The posh Toronto International Film Festival, which opens on September 10, has a unique lineup of Indian films this year. The two Bollywood entries are Ashutosh Gowariker"s What"s Your Raashee, and first time director Anurag Singh"s Dil Bole Hadippa. Both share a common trait. They"re both female-centric products from a film industry notorious for male domination.
And now Dilip Mehta; brother of Deepa Mehta, has just been selected for the Toronto Film Festival. He has been selected in the prestigious Gala section that opens the festival, where Jon Amiel"s Creation a biopic on Charles Darwin is being premiered.
Dilip who has earlier made a much-acclaimed documentary on Indian widows is singularly kicked by the honour. “The Toronto International Film Festival is, after Cannes, undoubtedly the most significant festival worldwide. To have one"s film participate in it is glory enough, but to have a Gala screening, and a world premiere is mind-blowing."
This was the very section where Dilip"s sister Deepa"s elegiac Water had been premiered in Toronto, two years ago.
Dilip"s film is in a different mood space. “For 34 years I have covered death, misfortune, war, plagues and other human tragedies for Time, Newsweek, National Geographic and other such major journals. I entered the world of cinema with The Forgotten Woman, a hard documentary to portray the reality of the widows of India. Similarly, Cooking With Stella, also looks at a classic Indian tragedy, that of servants and employers but without wanting to give a lecture on morality."
Cooking With Stella was short listed for the Opening Gala of the Toronto festival, along with Creation.
Says Dilip, “For me as first-time feature director, this was such a tremendous high to have our film in the company of such an amazing film. Creation nipped us all in the post, but we were right up there. TIFF selected Cooking With Stella for a Gala screening for our world premiere on September 16."

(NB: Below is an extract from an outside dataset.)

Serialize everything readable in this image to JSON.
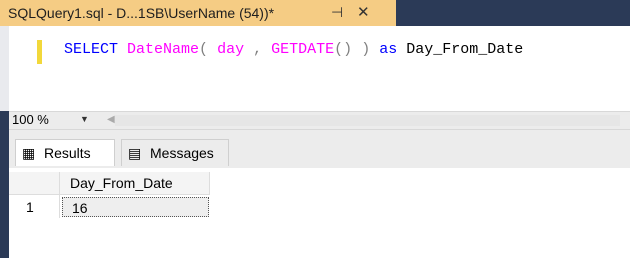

Seema Biswas and Shreya Saran will be there, gracing the red carpet. Enthuses Dilip, “The numbers are daunting. Approximately 3000 plus films are submitted for TIFF, which along with Cannes is the most significant film festival in the world today. Of these 350- plus are selected for the Festival of which 15 or so have the distinction of a Gala screening at the amazing Roy Thomson Hall."